To make sure images look great in the vibrant rendering mode:

  • Confirm that your images' content has sufficient contrast in grayscale.
  • Use opaque grayscale values, rather than opacities of white, to achieve the best vibrant material effect.

Support Always-On display. Devices with Always-On display render widgets on the Lock Screen with reduced luminance.
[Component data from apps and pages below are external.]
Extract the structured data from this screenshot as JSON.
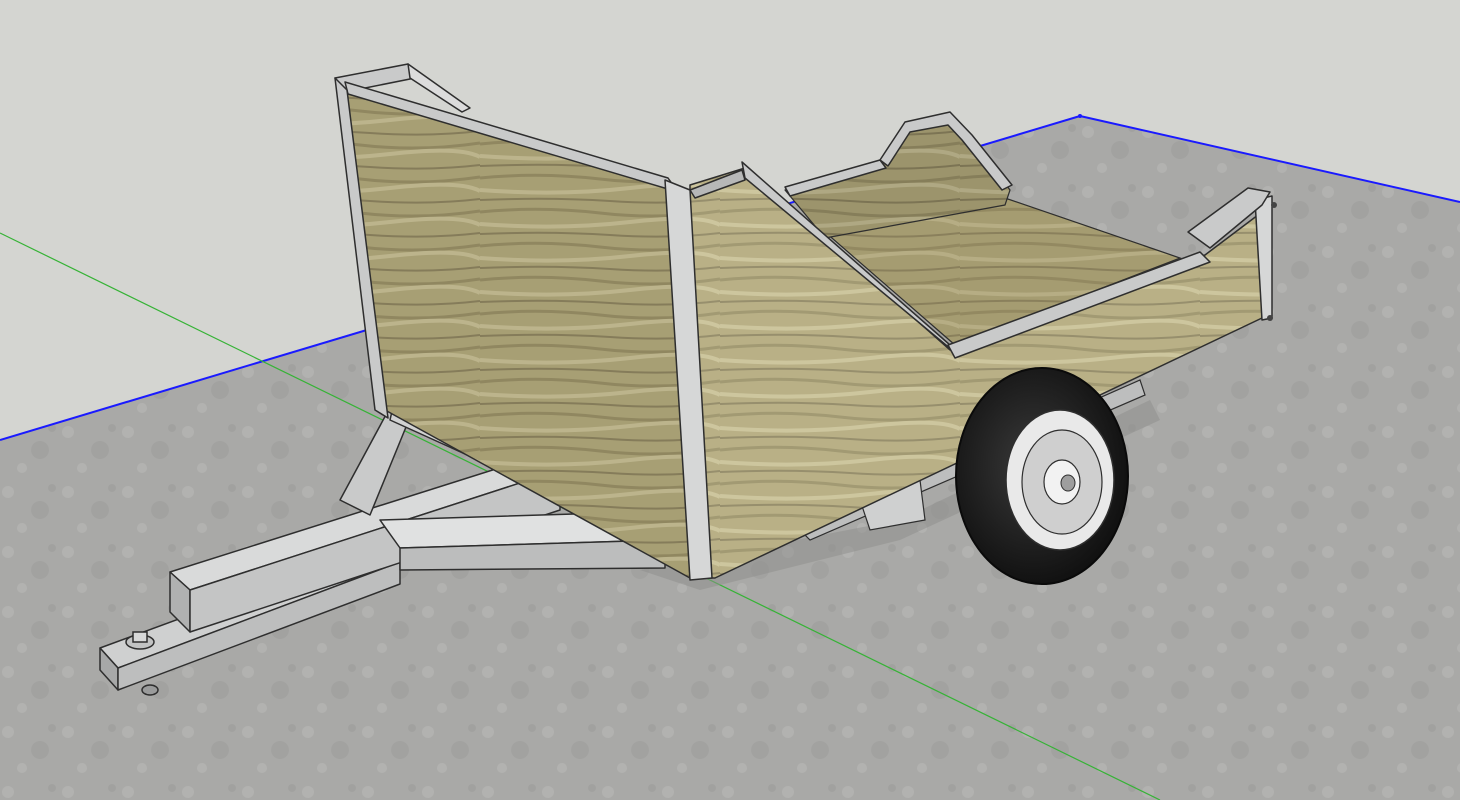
{
  "app": {
    "viewport": {
      "model": "utility-trailer",
      "colors": {
        "sky": "#d4d5d1",
        "ground": "#a8a8a6",
        "axis_red_blue": "#1a1aff",
        "axis_green": "#36b336",
        "wood_light": "#b9b083",
        "wood_dark": "#8a8058",
        "steel": "#c7c8c8",
        "steel_edge": "#2e2e2e",
        "tire": "#141414",
        "rim": "#e4e4e4"
      },
      "icons": [
        "wheel-icon",
        "hitch-icon",
        "axis-icon"
      ]
    }
  }
}
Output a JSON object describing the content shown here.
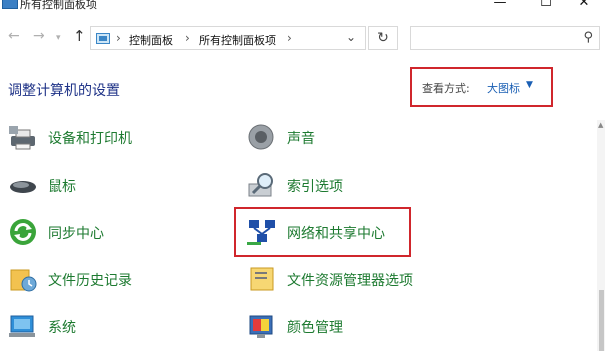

Use levels of gray that provide enough contrast in Always-On display, and make sure your content is legible.

For developer guidance, see Creating Lock Screen widgets and watch complications, WidgetRenderingMode, and vibrant.


iOS widget design comprehensives

Screen size (portrait, pts) Small (pts) Medium (pts) Large (pts) Circular (pts) Rectangular (pts) Inline (pts)
430×932 170x170 364x170 364x382 76x76 172x76 257x26
428x926 170x170 364x170 364x382 76x76 172x76 257x26
414x896 169x169 360x169 360x379 76x76 160x72 248x26
414x736 159x159 348x157 348x357 76x76 170x76 248x26
393x852 158x158 338x158 338x354 72x72 160x72 234x26
390x844 158x158 338x158 338x354 72x72 160x72 234x26
375x812 155x155 329x155 329x345 72x72 157x72 225x26
375x667 148x148 321x148 321x324 68x68 153x68 225x26
360x780 155x155 329x155 329x345 72x72 157x72 225x26
320x568 141x141 292x141 292x311 n/a n/a n/a

iPadOS widget design comprehensives

Screen size (portrait, pts) Target Small (pts) Medium (pts) Large (pts) Extra large (pts)
768x1024 Canvas 141x141 305.5x141 305.5x305.5 634.5x305.5
Device 120x120 260x120 260x260 540x260
744x1133 Canvas 141x141 305.5x141 305.5x305.5 634.5x305.5
Device 120x120 260x120 260x260 540x260
810x1080 Canvas 146x146 320.5x146 320.5x320.5 669x320.5
Device 124x124 272x124 272x272 568x272
820x1180 Canvas 155x155 342x155 342x342 715.5x342
Device 136x136 300x136 300x300 628x300
834x1112 Canvas 150x150 327.5x150 327.5x327.5 682x327.5
Device 132x132 288x132 288x288 600x288
834x1194 Canvas 155x155 342x155 342x342 715.5x342
Device 136x136 300x136 300x300 628x300
954x1373 * Canvas 162x162 350x162 350x350 726x350
Device 162x162 350x162 350x350 726x350
970x1389 * Canvas 162x162 350x162 350x350 726x350
Device 162x162 350x162 350x350 726x350
1024x1366 Canvas 170x170 378.5x170 378.5x378.5 795x378.5
Device 160x160 356x160 356x356 748x356
1192x1590 * Canvas 188x188 412x188 412x412 860x412
Device 188x188 412x188 412x412 860x412

* When Display Zoom is set to More Space.

Supported platforms